* **Element data from apps and pages**:
####################
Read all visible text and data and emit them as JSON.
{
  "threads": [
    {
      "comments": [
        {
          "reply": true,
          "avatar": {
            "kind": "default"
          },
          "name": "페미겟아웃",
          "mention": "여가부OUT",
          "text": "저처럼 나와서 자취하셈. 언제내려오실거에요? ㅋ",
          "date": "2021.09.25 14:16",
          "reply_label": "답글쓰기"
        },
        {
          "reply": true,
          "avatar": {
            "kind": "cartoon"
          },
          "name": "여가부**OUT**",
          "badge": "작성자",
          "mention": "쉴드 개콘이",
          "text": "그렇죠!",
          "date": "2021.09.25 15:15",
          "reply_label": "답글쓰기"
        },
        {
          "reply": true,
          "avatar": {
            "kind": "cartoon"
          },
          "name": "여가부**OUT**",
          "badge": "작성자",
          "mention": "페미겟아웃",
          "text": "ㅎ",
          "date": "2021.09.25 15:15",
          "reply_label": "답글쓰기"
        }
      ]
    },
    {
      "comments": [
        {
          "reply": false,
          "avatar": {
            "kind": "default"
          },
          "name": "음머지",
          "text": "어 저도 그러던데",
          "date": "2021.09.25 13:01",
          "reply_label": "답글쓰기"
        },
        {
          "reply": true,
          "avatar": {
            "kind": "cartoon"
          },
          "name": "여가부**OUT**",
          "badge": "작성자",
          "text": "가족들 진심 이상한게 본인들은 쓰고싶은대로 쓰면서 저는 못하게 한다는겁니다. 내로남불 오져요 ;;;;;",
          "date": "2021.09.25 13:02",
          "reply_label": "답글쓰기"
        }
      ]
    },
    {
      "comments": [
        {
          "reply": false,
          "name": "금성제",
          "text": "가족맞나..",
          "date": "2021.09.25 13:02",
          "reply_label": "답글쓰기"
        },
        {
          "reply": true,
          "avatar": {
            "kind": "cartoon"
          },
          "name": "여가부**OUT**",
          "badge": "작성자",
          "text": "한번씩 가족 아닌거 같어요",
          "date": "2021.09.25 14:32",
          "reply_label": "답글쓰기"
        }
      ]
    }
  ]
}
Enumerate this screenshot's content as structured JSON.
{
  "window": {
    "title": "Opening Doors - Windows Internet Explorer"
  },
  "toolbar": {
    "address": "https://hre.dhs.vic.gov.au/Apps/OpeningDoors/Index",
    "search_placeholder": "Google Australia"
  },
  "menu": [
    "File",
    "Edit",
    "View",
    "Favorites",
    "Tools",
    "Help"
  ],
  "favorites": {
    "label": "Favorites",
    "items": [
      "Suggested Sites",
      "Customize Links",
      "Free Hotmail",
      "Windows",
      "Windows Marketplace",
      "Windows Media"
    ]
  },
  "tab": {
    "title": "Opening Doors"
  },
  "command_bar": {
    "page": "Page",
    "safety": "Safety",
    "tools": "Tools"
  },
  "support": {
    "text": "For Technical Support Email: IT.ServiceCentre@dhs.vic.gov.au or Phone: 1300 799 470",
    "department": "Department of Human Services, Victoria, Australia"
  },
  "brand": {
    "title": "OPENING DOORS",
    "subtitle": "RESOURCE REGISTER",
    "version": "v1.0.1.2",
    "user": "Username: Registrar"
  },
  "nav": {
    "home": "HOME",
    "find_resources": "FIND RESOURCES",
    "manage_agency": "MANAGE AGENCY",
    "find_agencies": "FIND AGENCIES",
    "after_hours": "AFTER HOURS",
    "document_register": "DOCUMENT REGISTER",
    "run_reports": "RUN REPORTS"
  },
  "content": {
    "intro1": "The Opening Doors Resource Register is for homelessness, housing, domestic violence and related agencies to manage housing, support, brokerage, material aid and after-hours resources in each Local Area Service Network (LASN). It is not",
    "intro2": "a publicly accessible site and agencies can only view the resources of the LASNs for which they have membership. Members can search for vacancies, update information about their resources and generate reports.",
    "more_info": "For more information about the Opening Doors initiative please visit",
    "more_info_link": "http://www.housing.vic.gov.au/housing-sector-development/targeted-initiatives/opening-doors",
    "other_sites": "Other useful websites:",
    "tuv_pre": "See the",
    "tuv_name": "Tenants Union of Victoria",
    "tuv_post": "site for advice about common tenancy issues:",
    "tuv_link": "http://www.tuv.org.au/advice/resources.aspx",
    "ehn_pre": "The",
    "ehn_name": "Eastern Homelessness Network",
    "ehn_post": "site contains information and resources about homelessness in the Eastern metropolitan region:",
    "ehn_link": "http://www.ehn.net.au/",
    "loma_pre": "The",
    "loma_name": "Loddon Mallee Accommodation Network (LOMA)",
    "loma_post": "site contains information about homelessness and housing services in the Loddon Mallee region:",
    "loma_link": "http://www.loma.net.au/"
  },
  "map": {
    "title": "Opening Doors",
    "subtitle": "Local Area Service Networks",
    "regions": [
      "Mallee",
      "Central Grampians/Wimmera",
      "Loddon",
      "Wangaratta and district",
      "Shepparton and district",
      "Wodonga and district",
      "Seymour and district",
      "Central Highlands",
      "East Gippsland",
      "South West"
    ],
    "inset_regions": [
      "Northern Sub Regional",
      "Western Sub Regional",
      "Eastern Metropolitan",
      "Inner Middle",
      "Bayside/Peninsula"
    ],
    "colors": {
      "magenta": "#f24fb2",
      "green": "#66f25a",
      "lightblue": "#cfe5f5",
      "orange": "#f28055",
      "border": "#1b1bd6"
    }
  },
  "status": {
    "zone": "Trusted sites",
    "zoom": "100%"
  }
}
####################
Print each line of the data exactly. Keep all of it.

Read all visible text and data and emit them as JSON.
{
  "threads": [
    {
      "comments": [
        {
          "reply": true,
          "avatar": {
            "kind": "default"
          },
          "name": "페미겟아웃",
          "mention": "여가부OUT",
          "text": "저처럼 나와서 자취하셈. 언제내려오실거에요? ㅋ",
          "date": "2021.09.25 14:16",
          "reply_label": "답글쓰기"
        },
        {
          "reply": true,
          "avatar": {
            "kind": "cartoon"
          },
          "name": "여가부**OUT**",
          "badge": "작성자",
          "mention": "쉴드 개콘이",
          "text": "그렇죠!",
          "date": "2021.09.25 15:15",
          "reply_label": "답글쓰기"
        },
        {
          "reply": true,
          "avatar": {
            "kind": "cartoon"
          },
          "name": "여가부**OUT**",
          "badge": "작성자",
          "mention": "페미겟아웃",
          "text": "ㅎ",
          "date": "2021.09.25 15:15",
          "reply_label": "답글쓰기"
        }
      ]
    },
    {
      "comments": [
        {
          "reply": false,
          "avatar": {
            "kind": "default"
          },
          "name": "음머지",
          "text": "어 저도 그러던데",
          "date": "2021.09.25 13:01",
          "reply_label": "답글쓰기"
        },
        {
          "reply": true,
          "avatar": {
            "kind": "cartoon"
          },
          "name": "여가부**OUT**",
          "badge": "작성자",
          "text": "가족들 진심 이상한게 본인들은 쓰고싶은대로 쓰면서 저는 못하게 한다는겁니다. 내로남불 오져요 ;;;;;",
          "date": "2021.09.25 13:02",
          "reply_label": "답글쓰기"
        }
      ]
    },
    {
      "comments": [
        {
          "reply": false,
          "name": "금성제",
          "text": "가족맞나..",
          "date": "2021.09.25 13:02",
          "reply_label": "답글쓰기"
        },
        {
          "reply": true,
          "avatar": {
            "kind": "cartoon"
          },
          "name": "여가부**OUT**",
          "badge": "작성자",
          "text": "한번씩 가족 아닌거 같어요",
          "date": "2021.09.25 14:32",
          "reply_label": "답글쓰기"
        }
      ]
    }
  ]
}
Enumerate this screenshot's content as structured JSON.
{
  "window": {
    "title": "Opening Doors - Windows Internet Explorer"
  },
  "toolbar": {
    "address": "https://hre.dhs.vic.gov.au/Apps/OpeningDoors/Index",
    "search_placeholder": "Google Australia"
  },
  "menu": [
    "File",
    "Edit",
    "View",
    "Favorites",
    "Tools",
    "Help"
  ],
  "favorites": {
    "label": "Favorites",
    "items": [
      "Suggested Sites",
      "Customize Links",
      "Free Hotmail",
      "Windows",
      "Windows Marketplace",
      "Windows Media"
    ]
  },
  "tab": {
    "title": "Opening Doors"
  },
  "command_bar": {
    "page": "Page",
    "safety": "Safety",
    "tools": "Tools"
  },
  "support": {
    "text": "For Technical Support Email: IT.ServiceCentre@dhs.vic.gov.au or Phone: 1300 799 470",
    "department": "Department of Human Services, Victoria, Australia"
  },
  "brand": {
    "title": "OPENING DOORS",
    "subtitle": "RESOURCE REGISTER",
    "version": "v1.0.1.2",
    "user": "Username: Registrar"
  },
  "nav": {
    "home": "HOME",
    "find_resources": "FIND RESOURCES",
    "manage_agency": "MANAGE AGENCY",
    "find_agencies": "FIND AGENCIES",
    "after_hours": "AFTER HOURS",
    "document_register": "DOCUMENT REGISTER",
    "run_reports": "RUN REPORTS"
  },
  "content": {
    "intro1": "The Opening Doors Resource Register is for homelessness, housing, domestic violence and related agencies to manage housing, support, brokerage, material aid and after-hours resources in each Local Area Service Network (LASN). It is not",
    "intro2": "a publicly accessible site and agencies can only view the resources of the LASNs for which they have membership. Members can search for vacancies, update information about their resources and generate reports.",
    "more_info": "For more information about the Opening Doors initiative please visit",
    "more_info_link": "http://www.housing.vic.gov.au/housing-sector-development/targeted-initiatives/opening-doors",
    "other_sites": "Other useful websites:",
    "tuv_pre": "See the",
    "tuv_name": "Tenants Union of Victoria",
    "tuv_post": "site for advice about common tenancy issues:",
    "tuv_link": "http://www.tuv.org.au/advice/resources.aspx",
    "ehn_pre": "The",
    "ehn_name": "Eastern Homelessness Network",
    "ehn_post": "site contains information and resources about homelessness in the Eastern metropolitan region:",
    "ehn_link": "http://www.ehn.net.au/",
    "loma_pre": "The",
    "loma_name": "Loddon Mallee Accommodation Network (LOMA)",
    "loma_post": "site contains information about homelessness and housing services in the Loddon Mallee region:",
    "loma_link": "http://www.loma.net.au/"
  },
  "map": {
    "title": "Opening Doors",
    "subtitle": "Local Area Service Networks",
    "regions": [
      "Mallee",
      "Central Grampians/Wimmera",
      "Loddon",
      "Wangaratta and district",
      "Shepparton and district",
      "Wodonga and district",
      "Seymour and district",
      "Central Highlands",
      "East Gippsland",
      "South West"
    ],
    "inset_regions": [
      "Northern Sub Regional",
      "Western Sub Regional",
      "Eastern Metropolitan",
      "Inner Middle",
      "Bayside/Peninsula"
    ],
    "colors": {
      "magenta": "#f24fb2",
      "green": "#66f25a",
      "lightblue": "#cfe5f5",
      "orange": "#f28055",
      "border": "#1b1bd6"
    }
  },
  "status": {
    "zone": "Trusted sites",
    "zoom": "100%"
  }
}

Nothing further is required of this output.